Dataset rows describing interfaces
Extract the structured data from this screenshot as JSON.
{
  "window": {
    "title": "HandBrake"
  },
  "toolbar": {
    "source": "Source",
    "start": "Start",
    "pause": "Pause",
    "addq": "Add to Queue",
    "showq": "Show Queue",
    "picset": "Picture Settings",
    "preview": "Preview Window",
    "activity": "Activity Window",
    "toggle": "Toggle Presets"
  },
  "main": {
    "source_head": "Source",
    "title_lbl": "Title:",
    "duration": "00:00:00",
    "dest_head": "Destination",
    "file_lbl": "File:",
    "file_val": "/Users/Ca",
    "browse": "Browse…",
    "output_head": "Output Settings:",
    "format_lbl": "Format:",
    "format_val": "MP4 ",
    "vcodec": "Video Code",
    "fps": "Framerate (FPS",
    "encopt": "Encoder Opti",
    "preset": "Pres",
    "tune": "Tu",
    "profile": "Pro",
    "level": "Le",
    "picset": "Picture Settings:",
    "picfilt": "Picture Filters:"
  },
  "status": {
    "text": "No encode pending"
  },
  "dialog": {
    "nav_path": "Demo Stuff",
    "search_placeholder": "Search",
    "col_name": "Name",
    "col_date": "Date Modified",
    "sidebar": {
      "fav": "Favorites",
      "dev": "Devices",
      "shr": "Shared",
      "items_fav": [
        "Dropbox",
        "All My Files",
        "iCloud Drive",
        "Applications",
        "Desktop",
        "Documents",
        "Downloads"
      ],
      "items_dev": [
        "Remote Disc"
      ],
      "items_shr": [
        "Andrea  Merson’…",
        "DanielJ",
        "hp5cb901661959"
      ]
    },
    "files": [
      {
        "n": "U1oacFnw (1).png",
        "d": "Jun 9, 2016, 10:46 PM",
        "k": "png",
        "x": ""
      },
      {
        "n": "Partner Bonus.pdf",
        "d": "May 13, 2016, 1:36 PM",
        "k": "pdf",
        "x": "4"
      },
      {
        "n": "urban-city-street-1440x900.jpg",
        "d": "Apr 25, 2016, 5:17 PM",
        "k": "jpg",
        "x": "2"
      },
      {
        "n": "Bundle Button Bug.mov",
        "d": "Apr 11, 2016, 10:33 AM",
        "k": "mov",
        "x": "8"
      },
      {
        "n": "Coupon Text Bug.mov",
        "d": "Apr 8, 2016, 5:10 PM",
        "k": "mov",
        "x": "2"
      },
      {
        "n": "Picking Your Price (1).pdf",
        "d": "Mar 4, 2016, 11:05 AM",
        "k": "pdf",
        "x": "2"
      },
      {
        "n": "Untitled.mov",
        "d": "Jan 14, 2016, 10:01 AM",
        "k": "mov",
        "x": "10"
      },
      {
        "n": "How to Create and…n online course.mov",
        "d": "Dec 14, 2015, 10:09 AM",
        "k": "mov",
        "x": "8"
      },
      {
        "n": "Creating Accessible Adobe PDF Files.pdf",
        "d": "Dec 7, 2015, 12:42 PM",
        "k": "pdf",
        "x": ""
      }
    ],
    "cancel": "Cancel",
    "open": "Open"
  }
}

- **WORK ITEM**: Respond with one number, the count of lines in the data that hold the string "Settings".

- **ANSWER AREA**: 3